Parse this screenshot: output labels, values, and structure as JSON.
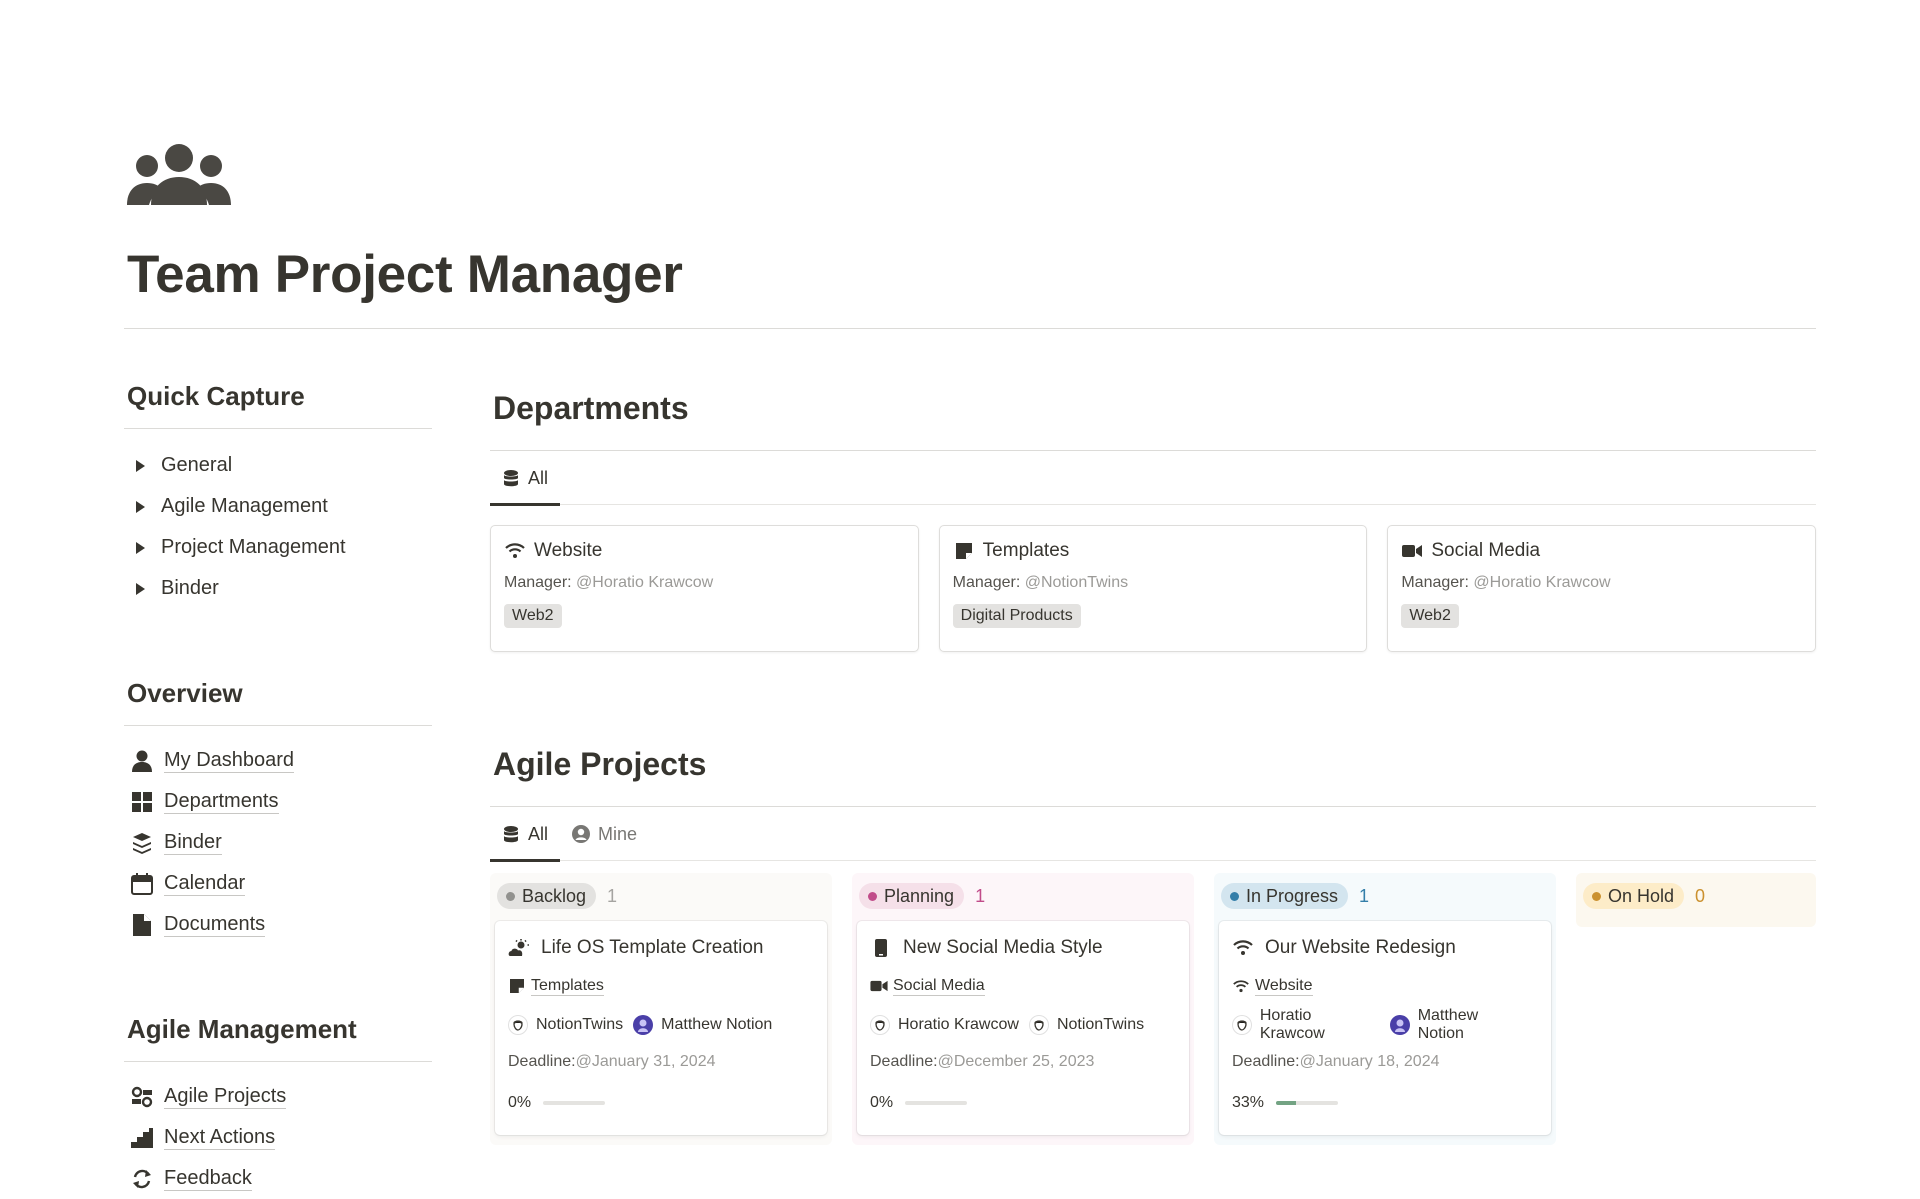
{
  "page": {
    "title": "Team Project Manager",
    "icon": "team-people-icon"
  },
  "quick_capture": {
    "heading": "Quick Capture",
    "items": [
      {
        "label": "General"
      },
      {
        "label": "Agile Management"
      },
      {
        "label": "Project Management"
      },
      {
        "label": "Binder"
      }
    ]
  },
  "overview": {
    "heading": "Overview",
    "items": [
      {
        "label": "My Dashboard",
        "icon": "person-icon"
      },
      {
        "label": "Departments",
        "icon": "grid-icon"
      },
      {
        "label": "Binder",
        "icon": "layers-icon"
      },
      {
        "label": "Calendar",
        "icon": "calendar-icon"
      },
      {
        "label": "Documents",
        "icon": "document-icon"
      }
    ]
  },
  "agile_management": {
    "heading": "Agile Management",
    "items": [
      {
        "label": "Agile Projects",
        "icon": "agile-icon"
      },
      {
        "label": "Next Actions",
        "icon": "stairs-icon"
      },
      {
        "label": "Feedback",
        "icon": "refresh-icon"
      }
    ]
  },
  "departments": {
    "title": "Departments",
    "tabs": [
      {
        "label": "All",
        "icon": "database-icon"
      }
    ],
    "manager_label": "Manager:",
    "cards": [
      {
        "name": "Website",
        "icon": "wifi-icon",
        "manager": "@Horatio Krawcow",
        "tag": "Web2"
      },
      {
        "name": "Templates",
        "icon": "sticky-note-icon",
        "manager": "@NotionTwins",
        "tag": "Digital Products"
      },
      {
        "name": "Social Media",
        "icon": "video-camera-icon",
        "manager": "@Horatio Krawcow",
        "tag": "Web2"
      }
    ]
  },
  "agile_projects": {
    "title": "Agile Projects",
    "tabs": [
      {
        "label": "All",
        "icon": "database-icon"
      },
      {
        "label": "Mine",
        "icon": "user-circle-icon"
      }
    ],
    "deadline_label": "Deadline:",
    "columns": [
      {
        "status": "Backlog",
        "count": "1",
        "colors": {
          "bg": "#fbfaf8",
          "pill": "#e3e2e0",
          "dot": "#91918e",
          "count": "#a5a4a1"
        },
        "card": {
          "title": "Life OS Template Creation",
          "icon": "sun-cloud-icon",
          "relation": "Templates",
          "relation_icon": "sticky-note-icon",
          "people": [
            {
              "name": "NotionTwins",
              "avatar": "sketch"
            },
            {
              "name": "Matthew Notion",
              "avatar": "purple"
            }
          ],
          "deadline": "@January 31, 2024",
          "progress_label": "0%",
          "progress": 0
        }
      },
      {
        "status": "Planning",
        "count": "1",
        "colors": {
          "bg": "#fdf6f9",
          "pill": "#f5e0e9",
          "dot": "#c14c8a",
          "count": "#c14c8a"
        },
        "card": {
          "title": "New Social Media Style",
          "icon": "phone-icon",
          "relation": "Social Media",
          "relation_icon": "video-camera-icon",
          "people": [
            {
              "name": "Horatio Krawcow",
              "avatar": "sketch"
            },
            {
              "name": "NotionTwins",
              "avatar": "sketch"
            }
          ],
          "deadline": "@December 25, 2023",
          "progress_label": "0%",
          "progress": 0
        }
      },
      {
        "status": "In Progress",
        "count": "1",
        "colors": {
          "bg": "#f5fafc",
          "pill": "#d3e5ef",
          "dot": "#337ea9",
          "count": "#337ea9"
        },
        "card": {
          "title": "Our Website Redesign",
          "icon": "wifi-icon",
          "relation": "Website",
          "relation_icon": "wifi-icon",
          "people": [
            {
              "name": "Horatio Krawcow",
              "avatar": "sketch"
            },
            {
              "name": "Matthew Notion",
              "avatar": "purple"
            }
          ],
          "deadline": "@January 18, 2024",
          "progress_label": "33%",
          "progress": 0.33
        }
      },
      {
        "status": "On Hold",
        "count": "0",
        "colors": {
          "bg": "#fcf8ef",
          "pill": "#fdecc8",
          "dot": "#cb912f",
          "count": "#cb912f"
        }
      }
    ]
  }
}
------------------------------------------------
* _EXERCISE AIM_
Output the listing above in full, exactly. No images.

* _WRITTEN REPLY_
Parse this screenshot: output labels, values, and structure as JSON.
{
  "page": {
    "title": "Team Project Manager",
    "icon": "team-people-icon"
  },
  "quick_capture": {
    "heading": "Quick Capture",
    "items": [
      {
        "label": "General"
      },
      {
        "label": "Agile Management"
      },
      {
        "label": "Project Management"
      },
      {
        "label": "Binder"
      }
    ]
  },
  "overview": {
    "heading": "Overview",
    "items": [
      {
        "label": "My Dashboard",
        "icon": "person-icon"
      },
      {
        "label": "Departments",
        "icon": "grid-icon"
      },
      {
        "label": "Binder",
        "icon": "layers-icon"
      },
      {
        "label": "Calendar",
        "icon": "calendar-icon"
      },
      {
        "label": "Documents",
        "icon": "document-icon"
      }
    ]
  },
  "agile_management": {
    "heading": "Agile Management",
    "items": [
      {
        "label": "Agile Projects",
        "icon": "agile-icon"
      },
      {
        "label": "Next Actions",
        "icon": "stairs-icon"
      },
      {
        "label": "Feedback",
        "icon": "refresh-icon"
      }
    ]
  },
  "departments": {
    "title": "Departments",
    "tabs": [
      {
        "label": "All",
        "icon": "database-icon"
      }
    ],
    "manager_label": "Manager:",
    "cards": [
      {
        "name": "Website",
        "icon": "wifi-icon",
        "manager": "@Horatio Krawcow",
        "tag": "Web2"
      },
      {
        "name": "Templates",
        "icon": "sticky-note-icon",
        "manager": "@NotionTwins",
        "tag": "Digital Products"
      },
      {
        "name": "Social Media",
        "icon": "video-camera-icon",
        "manager": "@Horatio Krawcow",
        "tag": "Web2"
      }
    ]
  },
  "agile_projects": {
    "title": "Agile Projects",
    "tabs": [
      {
        "label": "All",
        "icon": "database-icon"
      },
      {
        "label": "Mine",
        "icon": "user-circle-icon"
      }
    ],
    "deadline_label": "Deadline:",
    "columns": [
      {
        "status": "Backlog",
        "count": "1",
        "colors": {
          "bg": "#fbfaf8",
          "pill": "#e3e2e0",
          "dot": "#91918e",
          "count": "#a5a4a1"
        },
        "card": {
          "title": "Life OS Template Creation",
          "icon": "sun-cloud-icon",
          "relation": "Templates",
          "relation_icon": "sticky-note-icon",
          "people": [
            {
              "name": "NotionTwins",
              "avatar": "sketch"
            },
            {
              "name": "Matthew Notion",
              "avatar": "purple"
            }
          ],
          "deadline": "@January 31, 2024",
          "progress_label": "0%",
          "progress": 0
        }
      },
      {
        "status": "Planning",
        "count": "1",
        "colors": {
          "bg": "#fdf6f9",
          "pill": "#f5e0e9",
          "dot": "#c14c8a",
          "count": "#c14c8a"
        },
        "card": {
          "title": "New Social Media Style",
          "icon": "phone-icon",
          "relation": "Social Media",
          "relation_icon": "video-camera-icon",
          "people": [
            {
              "name": "Horatio Krawcow",
              "avatar": "sketch"
            },
            {
              "name": "NotionTwins",
              "avatar": "sketch"
            }
          ],
          "deadline": "@December 25, 2023",
          "progress_label": "0%",
          "progress": 0
        }
      },
      {
        "status": "In Progress",
        "count": "1",
        "colors": {
          "bg": "#f5fafc",
          "pill": "#d3e5ef",
          "dot": "#337ea9",
          "count": "#337ea9"
        },
        "card": {
          "title": "Our Website Redesign",
          "icon": "wifi-icon",
          "relation": "Website",
          "relation_icon": "wifi-icon",
          "people": [
            {
              "name": "Horatio Krawcow",
              "avatar": "sketch"
            },
            {
              "name": "Matthew Notion",
              "avatar": "purple"
            }
          ],
          "deadline": "@January 18, 2024",
          "progress_label": "33%",
          "progress": 0.33
        }
      },
      {
        "status": "On Hold",
        "count": "0",
        "colors": {
          "bg": "#fcf8ef",
          "pill": "#fdecc8",
          "dot": "#cb912f",
          "count": "#cb912f"
        }
      }
    ]
  }
}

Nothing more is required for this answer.